#### [EXERCISE BRIEF]
How many lines in the listing below contain the string "Size"? Say only the number.
╭─ STORED DATA
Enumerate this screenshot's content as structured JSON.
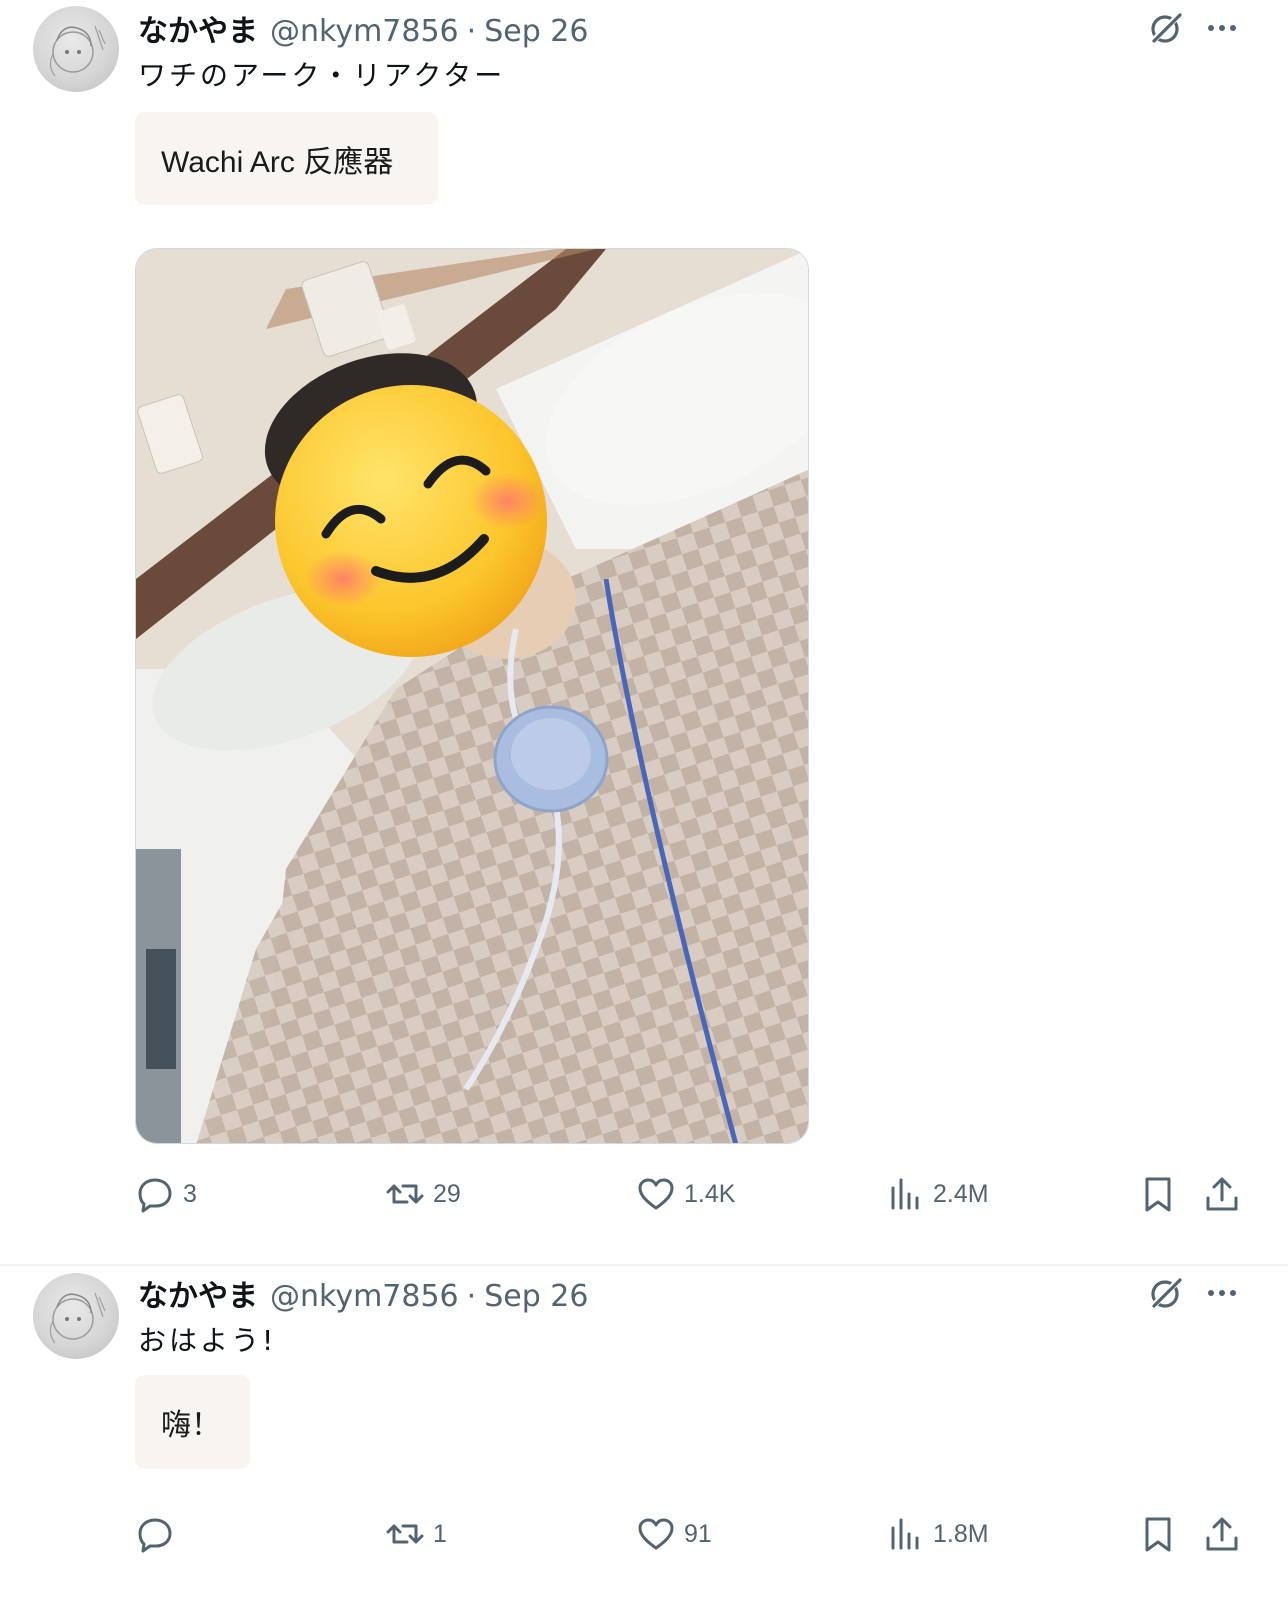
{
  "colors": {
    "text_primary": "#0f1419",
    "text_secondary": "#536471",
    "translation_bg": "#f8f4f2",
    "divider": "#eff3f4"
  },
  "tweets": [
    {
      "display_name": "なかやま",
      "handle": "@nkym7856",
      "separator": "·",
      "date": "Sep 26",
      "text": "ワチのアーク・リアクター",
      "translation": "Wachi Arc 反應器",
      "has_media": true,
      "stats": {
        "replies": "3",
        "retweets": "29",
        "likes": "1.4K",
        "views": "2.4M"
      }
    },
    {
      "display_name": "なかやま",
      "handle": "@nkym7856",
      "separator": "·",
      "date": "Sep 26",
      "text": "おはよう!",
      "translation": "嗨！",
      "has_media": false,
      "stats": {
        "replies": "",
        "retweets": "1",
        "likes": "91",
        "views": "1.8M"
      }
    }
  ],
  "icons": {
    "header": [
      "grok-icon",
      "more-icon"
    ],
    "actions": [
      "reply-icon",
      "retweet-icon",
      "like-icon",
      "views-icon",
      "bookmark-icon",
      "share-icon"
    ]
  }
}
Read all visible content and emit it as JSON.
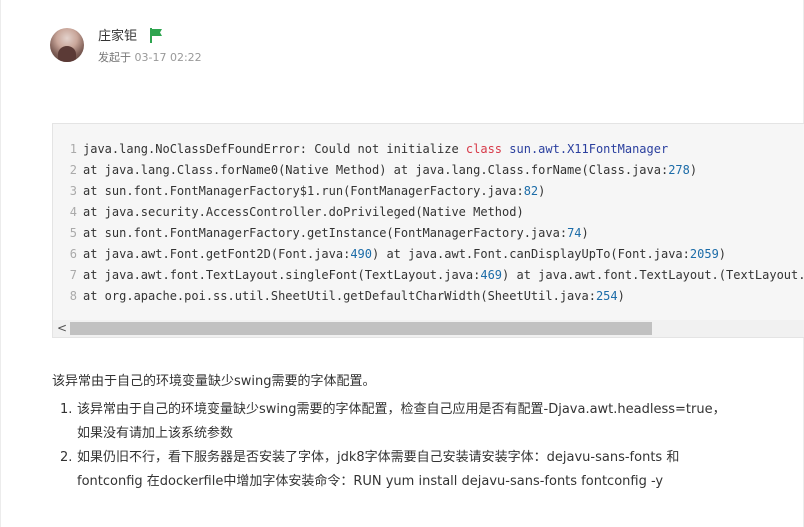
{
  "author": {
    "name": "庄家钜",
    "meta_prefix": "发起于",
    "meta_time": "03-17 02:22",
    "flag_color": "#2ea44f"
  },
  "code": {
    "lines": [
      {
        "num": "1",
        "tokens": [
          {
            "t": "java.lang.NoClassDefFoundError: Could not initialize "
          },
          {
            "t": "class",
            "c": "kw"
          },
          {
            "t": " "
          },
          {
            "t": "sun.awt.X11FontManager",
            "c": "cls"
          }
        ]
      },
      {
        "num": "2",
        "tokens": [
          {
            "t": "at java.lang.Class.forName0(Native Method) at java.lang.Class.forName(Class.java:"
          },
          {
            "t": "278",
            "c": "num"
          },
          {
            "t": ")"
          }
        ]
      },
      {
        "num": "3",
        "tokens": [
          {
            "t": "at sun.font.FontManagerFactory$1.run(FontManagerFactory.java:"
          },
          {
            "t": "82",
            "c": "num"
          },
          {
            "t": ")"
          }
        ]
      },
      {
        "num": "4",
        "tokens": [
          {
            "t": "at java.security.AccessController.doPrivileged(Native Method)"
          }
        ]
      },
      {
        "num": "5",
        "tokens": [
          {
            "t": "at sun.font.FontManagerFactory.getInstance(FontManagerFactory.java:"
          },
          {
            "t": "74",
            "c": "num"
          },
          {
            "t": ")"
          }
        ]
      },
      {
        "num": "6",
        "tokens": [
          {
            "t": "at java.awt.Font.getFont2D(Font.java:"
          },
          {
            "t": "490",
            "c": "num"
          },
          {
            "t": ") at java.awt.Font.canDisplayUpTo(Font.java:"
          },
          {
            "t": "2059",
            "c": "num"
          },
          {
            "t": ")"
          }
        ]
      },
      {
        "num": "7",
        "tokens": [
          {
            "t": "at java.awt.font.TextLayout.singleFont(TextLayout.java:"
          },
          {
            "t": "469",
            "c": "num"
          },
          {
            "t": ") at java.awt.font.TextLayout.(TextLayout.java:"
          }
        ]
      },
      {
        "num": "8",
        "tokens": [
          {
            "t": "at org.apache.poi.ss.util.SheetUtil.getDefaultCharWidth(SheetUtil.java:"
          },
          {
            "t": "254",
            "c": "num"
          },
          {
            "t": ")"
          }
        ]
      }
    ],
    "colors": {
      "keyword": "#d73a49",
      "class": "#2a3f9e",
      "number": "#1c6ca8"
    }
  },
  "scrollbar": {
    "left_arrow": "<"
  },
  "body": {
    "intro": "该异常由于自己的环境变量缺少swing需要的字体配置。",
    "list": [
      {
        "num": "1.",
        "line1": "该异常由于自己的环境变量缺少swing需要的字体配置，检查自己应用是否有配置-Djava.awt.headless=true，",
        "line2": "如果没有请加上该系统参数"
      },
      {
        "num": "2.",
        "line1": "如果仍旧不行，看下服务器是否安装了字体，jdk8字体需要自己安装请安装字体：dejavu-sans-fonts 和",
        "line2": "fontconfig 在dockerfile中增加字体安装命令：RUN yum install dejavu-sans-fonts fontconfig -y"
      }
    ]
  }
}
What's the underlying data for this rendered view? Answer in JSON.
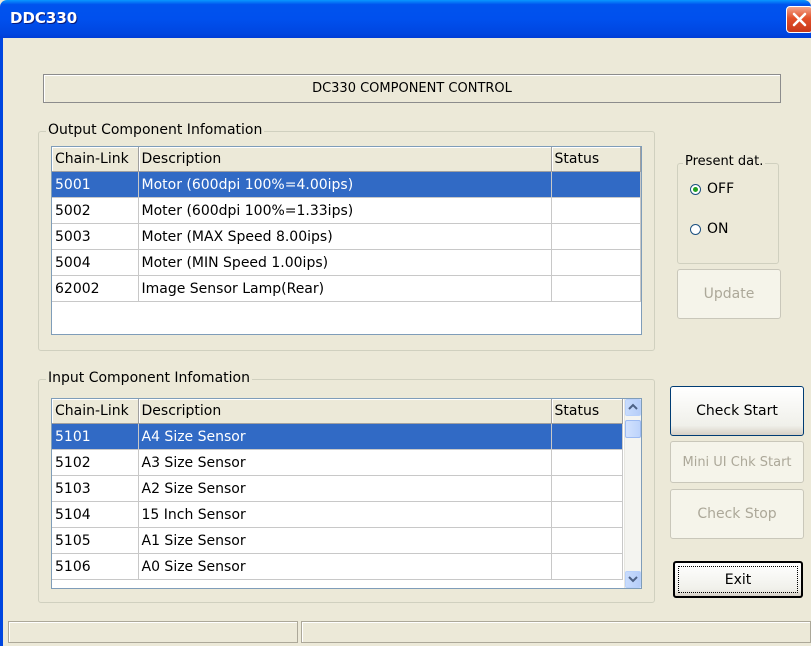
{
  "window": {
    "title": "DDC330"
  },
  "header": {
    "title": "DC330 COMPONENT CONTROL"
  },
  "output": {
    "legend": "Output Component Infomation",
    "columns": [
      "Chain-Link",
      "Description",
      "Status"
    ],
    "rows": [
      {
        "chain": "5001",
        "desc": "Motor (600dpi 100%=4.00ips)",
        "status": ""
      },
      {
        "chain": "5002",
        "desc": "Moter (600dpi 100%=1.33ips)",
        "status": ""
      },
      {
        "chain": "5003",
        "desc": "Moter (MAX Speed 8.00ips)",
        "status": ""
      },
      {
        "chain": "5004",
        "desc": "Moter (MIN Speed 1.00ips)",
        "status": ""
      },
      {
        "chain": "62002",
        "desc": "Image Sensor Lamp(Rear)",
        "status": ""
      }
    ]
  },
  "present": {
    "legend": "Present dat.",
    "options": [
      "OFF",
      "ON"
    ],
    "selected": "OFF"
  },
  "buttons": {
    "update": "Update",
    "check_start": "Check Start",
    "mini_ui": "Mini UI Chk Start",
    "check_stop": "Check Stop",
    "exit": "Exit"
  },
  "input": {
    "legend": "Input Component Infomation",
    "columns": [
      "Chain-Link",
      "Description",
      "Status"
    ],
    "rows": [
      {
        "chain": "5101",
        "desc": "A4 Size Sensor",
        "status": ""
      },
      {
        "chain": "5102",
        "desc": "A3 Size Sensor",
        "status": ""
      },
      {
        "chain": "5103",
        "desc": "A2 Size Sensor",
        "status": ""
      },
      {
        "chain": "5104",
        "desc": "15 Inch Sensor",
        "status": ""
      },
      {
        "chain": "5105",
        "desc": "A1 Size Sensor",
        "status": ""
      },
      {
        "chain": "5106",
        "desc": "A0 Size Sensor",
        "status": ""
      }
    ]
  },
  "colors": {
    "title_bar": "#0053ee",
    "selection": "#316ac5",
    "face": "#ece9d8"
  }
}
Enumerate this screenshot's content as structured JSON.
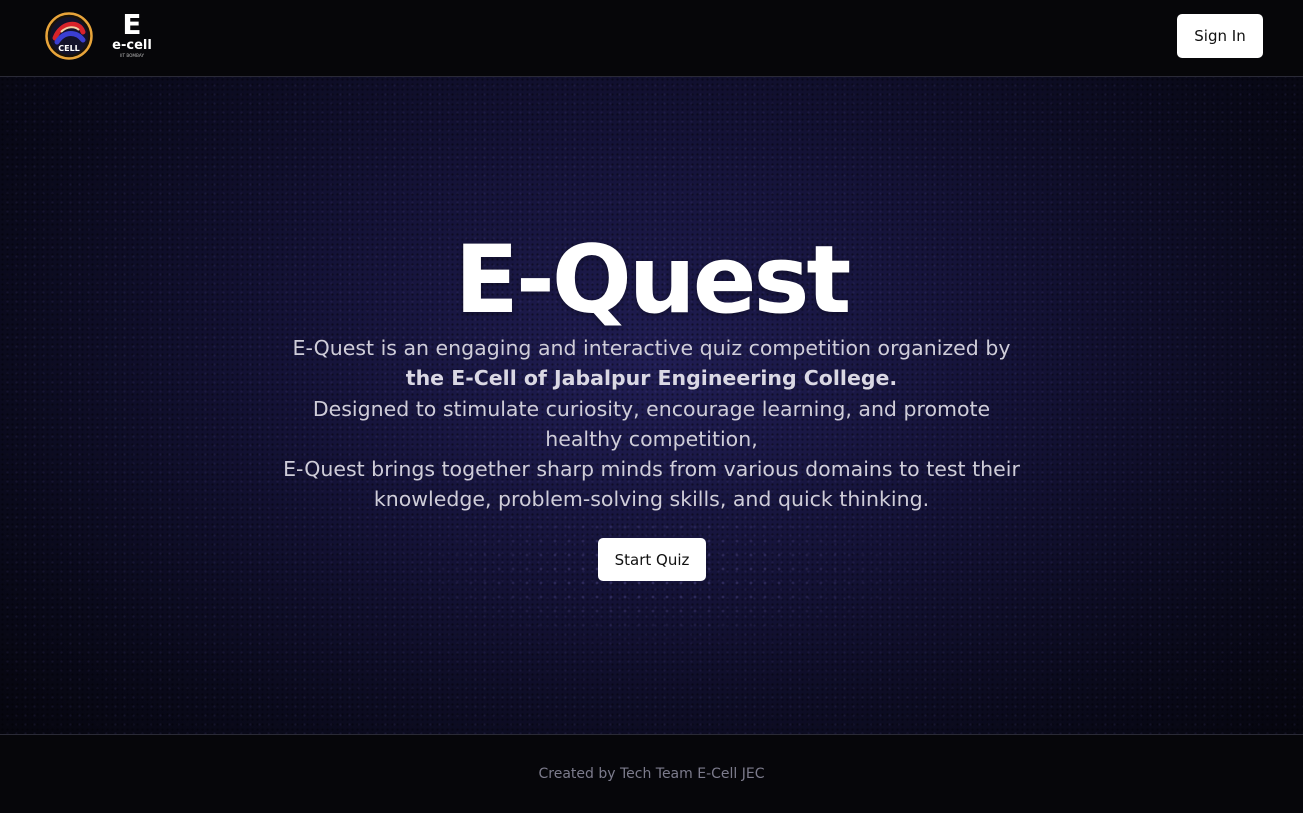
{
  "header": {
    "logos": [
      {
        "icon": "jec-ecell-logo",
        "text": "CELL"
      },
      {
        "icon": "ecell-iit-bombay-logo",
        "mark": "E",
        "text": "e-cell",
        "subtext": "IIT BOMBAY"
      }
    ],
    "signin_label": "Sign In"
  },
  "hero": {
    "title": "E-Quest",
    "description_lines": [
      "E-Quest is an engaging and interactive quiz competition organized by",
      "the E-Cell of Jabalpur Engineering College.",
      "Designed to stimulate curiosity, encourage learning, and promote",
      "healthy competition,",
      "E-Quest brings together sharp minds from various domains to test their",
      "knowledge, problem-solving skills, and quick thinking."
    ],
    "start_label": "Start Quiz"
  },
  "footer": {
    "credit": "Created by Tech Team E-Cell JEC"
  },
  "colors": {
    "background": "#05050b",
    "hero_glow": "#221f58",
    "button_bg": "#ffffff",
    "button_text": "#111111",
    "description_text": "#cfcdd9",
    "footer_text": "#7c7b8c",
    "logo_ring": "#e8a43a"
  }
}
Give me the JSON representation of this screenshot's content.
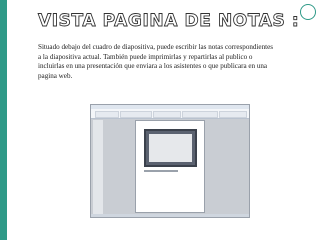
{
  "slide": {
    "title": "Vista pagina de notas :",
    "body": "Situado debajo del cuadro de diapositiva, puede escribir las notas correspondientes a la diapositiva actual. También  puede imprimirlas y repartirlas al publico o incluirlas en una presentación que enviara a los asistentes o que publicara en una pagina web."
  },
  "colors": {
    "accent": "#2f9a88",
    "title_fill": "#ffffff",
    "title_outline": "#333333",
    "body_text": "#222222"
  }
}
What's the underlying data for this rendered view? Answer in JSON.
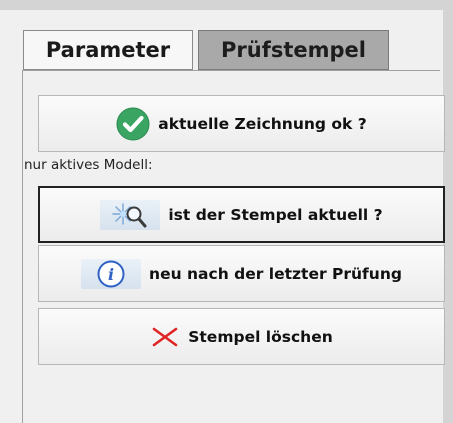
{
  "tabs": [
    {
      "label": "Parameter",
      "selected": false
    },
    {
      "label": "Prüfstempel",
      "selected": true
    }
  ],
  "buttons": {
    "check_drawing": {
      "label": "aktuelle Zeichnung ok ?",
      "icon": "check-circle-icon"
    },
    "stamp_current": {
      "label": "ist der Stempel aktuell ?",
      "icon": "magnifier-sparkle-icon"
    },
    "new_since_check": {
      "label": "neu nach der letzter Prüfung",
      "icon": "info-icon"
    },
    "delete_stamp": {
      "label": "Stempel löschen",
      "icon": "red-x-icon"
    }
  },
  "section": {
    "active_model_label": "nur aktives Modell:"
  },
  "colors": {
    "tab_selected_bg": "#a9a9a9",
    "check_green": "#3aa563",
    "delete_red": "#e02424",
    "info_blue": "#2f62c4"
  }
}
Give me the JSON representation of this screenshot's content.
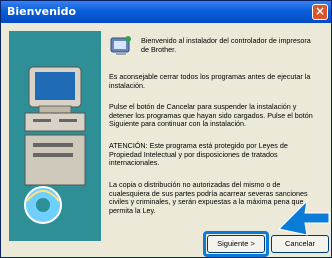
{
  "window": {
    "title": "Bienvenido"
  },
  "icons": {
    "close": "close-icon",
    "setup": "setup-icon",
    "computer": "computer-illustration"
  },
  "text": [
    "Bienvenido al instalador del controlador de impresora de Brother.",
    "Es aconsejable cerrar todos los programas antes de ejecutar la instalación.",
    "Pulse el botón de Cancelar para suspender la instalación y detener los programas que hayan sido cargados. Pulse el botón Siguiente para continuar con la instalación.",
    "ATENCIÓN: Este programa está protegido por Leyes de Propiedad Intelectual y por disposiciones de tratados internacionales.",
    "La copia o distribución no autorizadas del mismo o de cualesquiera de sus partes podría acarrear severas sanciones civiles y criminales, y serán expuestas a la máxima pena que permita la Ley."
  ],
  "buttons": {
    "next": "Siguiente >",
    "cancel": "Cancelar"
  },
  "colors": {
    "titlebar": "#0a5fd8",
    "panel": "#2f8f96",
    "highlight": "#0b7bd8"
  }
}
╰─
#### [WORKED SOLUTION]
5